Here are a few reminders of the poses (Asanas) that we practised this week.
In this first series of ‘lunges’, remember the stepping steps:
- Place some cushioning under your back knee and bring the other foot forward. Make sure that the front knee doesn’t passes the ankle. You might have to modify your stance after following the next steps.
- Tuck the back toes under, lift your leg and replace the back knee on the floor, applying weight on top of the patella and not on the kneecap itself.
- Place your hands onto your hips, adjust your pelvis. Feel the two ‘front hip bones’ (ASIS) and make sure they are both square to the front of the room. Posterior tilt your pelvis by bringing your pubic bone up and tailbone down. Engage your core. Keep all of that engaged now!

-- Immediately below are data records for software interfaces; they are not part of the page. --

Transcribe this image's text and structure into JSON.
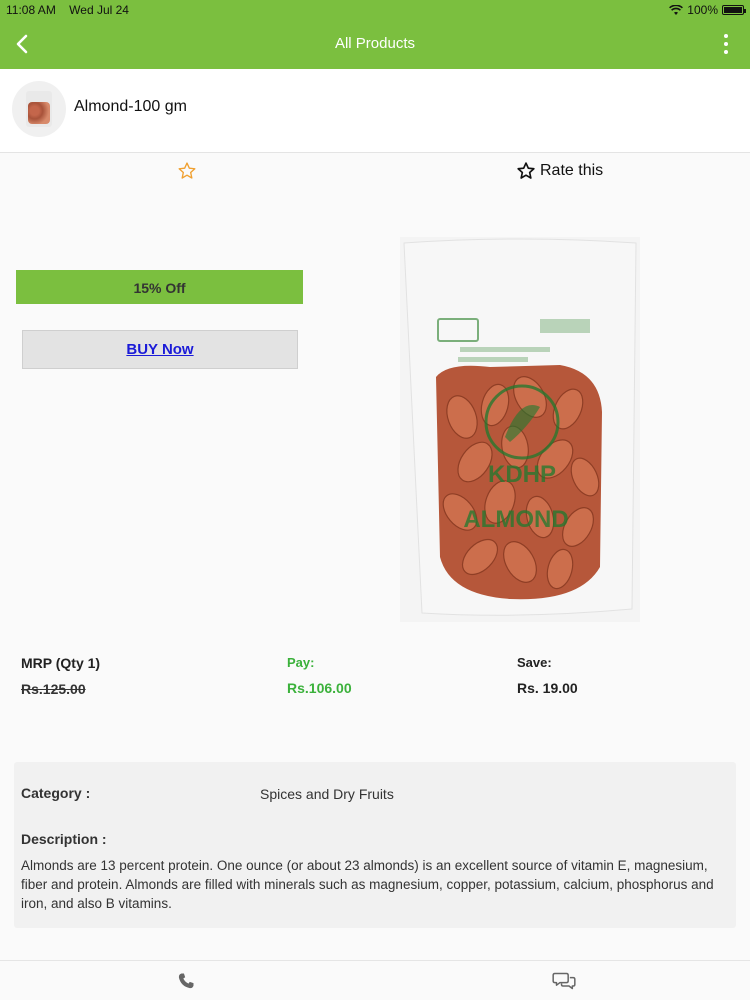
{
  "status_bar": {
    "time": "11:08 AM",
    "date": "Wed Jul 24",
    "battery_text": "100%",
    "battery_level": 1.0
  },
  "nav": {
    "title": "All Products",
    "back_icon": "chevron-left-icon",
    "menu_icon": "more-vertical-icon"
  },
  "product": {
    "name": "Almond-100 gm",
    "thumbnail_icon": "product-thumbnail"
  },
  "rating": {
    "star_icon": "star-outline-icon",
    "rate_label": "Rate this"
  },
  "offer": {
    "discount_label": "15% Off",
    "buy_label": "BUY Now"
  },
  "image_labels": {
    "brand": "KDHP",
    "product": "ALMOND"
  },
  "pricing": {
    "mrp_label": "MRP (Qty 1)",
    "mrp_value": "Rs.125.00",
    "pay_label": "Pay:",
    "pay_value": "Rs.106.00",
    "save_label": "Save:",
    "save_value": "Rs. 19.00"
  },
  "details": {
    "category_label": "Category :",
    "category_value": "Spices and Dry Fruits",
    "description_label": "Description :",
    "description_text": "Almonds are 13 percent protein. One ounce (or about 23 almonds) is an excellent source of vitamin E, magnesium, fiber and protein. Almonds are filled with minerals such as magnesium, copper, potassium, calcium, phosphorus and iron, and also B vitamins."
  },
  "bottom_bar": {
    "call_icon": "phone-icon",
    "chat_icon": "chat-bubbles-icon"
  },
  "colors": {
    "accent": "#7bbf3f",
    "pay_green": "#3bb13b",
    "link_blue": "#1b1bd8",
    "star_orange": "#f0a030"
  }
}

- Then choose your hands placement. It can be on a chair that has been previously placed in front of your front leg; or on your hips, in front of your heart or arms above. Remember as well than when the arms are up, you have to draw your rib points in more to avoid over extending in your lower back. Keep your fingers active and lift up from the sternum. This last option intensify the stretch are their is more weight redistribution that goes into the Quads and knees.
- Stay present with your mind focused on your breath. Allow gravity to gently pull tha pelvis down. Your job is to slowly relax in the stretch first.
- Then use a PNF stretch: pull the front heel to the back knee, use your muscular strength to do so and hold for two breath. Then gently release on the exhale and allow the pelvis to drop a little more towards the floor. Hod for a few more breath then slowly come out of the pose and switch side.
You can as well grab the back foot, move your pelvis back and pull the heel to your butt cheek, then allow the pelvis to gently start lowering to the floor.
Here are some photos that illustrate what we practised. All are lunges variations. Remember the stepping steps mentioned above and be patient! Hold for at least 5 breaths on each side for each pose. In between, take breaks on all 4, stretch one leg at a time and shake.
The last one is Warrior I (Virabadhrasana I) and has the back foot flat on the floor. Shorten your stance a little bit so you will be able to square your hips to the front more easily. For this pose (as well as Crescent warrior – back leg straight heel up) you should strongly activate your back leg by lifting your back kneecap.